### [Task goal]
For each line in the data that includes "Marketing", make a copy.
*** Available data Section Begins ***
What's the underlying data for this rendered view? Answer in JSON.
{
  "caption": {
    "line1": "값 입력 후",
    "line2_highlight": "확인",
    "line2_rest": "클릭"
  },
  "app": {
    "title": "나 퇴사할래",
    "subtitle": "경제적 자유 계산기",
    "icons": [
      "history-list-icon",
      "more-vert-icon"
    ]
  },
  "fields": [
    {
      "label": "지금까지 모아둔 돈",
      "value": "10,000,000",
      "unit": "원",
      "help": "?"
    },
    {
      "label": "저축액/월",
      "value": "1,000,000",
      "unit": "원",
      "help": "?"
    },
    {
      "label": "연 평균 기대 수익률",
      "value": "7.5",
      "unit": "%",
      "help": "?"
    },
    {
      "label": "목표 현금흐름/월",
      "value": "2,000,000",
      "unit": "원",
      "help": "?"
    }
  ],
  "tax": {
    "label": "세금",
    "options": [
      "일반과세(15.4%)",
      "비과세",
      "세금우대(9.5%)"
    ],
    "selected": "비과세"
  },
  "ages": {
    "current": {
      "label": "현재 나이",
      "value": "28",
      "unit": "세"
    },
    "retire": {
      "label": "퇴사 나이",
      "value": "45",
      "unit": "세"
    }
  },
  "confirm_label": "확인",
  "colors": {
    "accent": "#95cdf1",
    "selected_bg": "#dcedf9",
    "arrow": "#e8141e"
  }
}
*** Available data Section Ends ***
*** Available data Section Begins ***
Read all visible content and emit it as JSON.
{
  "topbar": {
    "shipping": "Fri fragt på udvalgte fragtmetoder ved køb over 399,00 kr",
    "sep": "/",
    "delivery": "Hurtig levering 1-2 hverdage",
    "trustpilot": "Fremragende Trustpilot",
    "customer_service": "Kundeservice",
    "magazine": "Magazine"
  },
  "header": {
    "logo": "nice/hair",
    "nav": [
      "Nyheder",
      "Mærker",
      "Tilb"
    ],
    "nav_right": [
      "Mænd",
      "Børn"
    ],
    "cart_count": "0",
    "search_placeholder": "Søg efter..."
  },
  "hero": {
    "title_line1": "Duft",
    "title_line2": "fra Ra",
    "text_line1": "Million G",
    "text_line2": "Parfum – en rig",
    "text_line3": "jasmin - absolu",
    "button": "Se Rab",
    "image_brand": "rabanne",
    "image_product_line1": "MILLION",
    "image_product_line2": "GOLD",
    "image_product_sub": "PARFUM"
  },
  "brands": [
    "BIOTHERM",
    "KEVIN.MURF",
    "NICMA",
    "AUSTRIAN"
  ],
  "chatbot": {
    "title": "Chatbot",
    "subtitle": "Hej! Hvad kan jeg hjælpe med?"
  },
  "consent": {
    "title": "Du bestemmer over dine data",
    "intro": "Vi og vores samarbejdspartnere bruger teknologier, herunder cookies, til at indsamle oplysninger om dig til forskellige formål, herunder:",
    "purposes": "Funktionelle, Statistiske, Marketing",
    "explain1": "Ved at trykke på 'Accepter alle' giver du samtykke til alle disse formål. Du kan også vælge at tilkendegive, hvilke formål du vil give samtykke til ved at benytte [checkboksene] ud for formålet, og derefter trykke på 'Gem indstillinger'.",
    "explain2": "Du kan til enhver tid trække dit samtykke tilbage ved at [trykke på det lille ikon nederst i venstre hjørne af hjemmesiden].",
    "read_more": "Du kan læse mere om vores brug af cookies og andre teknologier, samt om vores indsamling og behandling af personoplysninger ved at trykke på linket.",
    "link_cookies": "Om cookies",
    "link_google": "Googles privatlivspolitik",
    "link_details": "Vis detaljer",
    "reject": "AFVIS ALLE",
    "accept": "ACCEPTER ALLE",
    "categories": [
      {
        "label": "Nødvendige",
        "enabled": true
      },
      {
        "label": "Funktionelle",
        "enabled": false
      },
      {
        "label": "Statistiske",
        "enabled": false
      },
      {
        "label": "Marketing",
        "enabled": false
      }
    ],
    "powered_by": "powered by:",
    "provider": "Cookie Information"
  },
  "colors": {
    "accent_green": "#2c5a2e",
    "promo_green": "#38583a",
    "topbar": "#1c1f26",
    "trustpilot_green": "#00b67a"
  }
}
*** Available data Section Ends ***
### [Reply to the task]
    "purposes": "Funktionelle, Statistiske, Marketing",
        "label": "Marketing",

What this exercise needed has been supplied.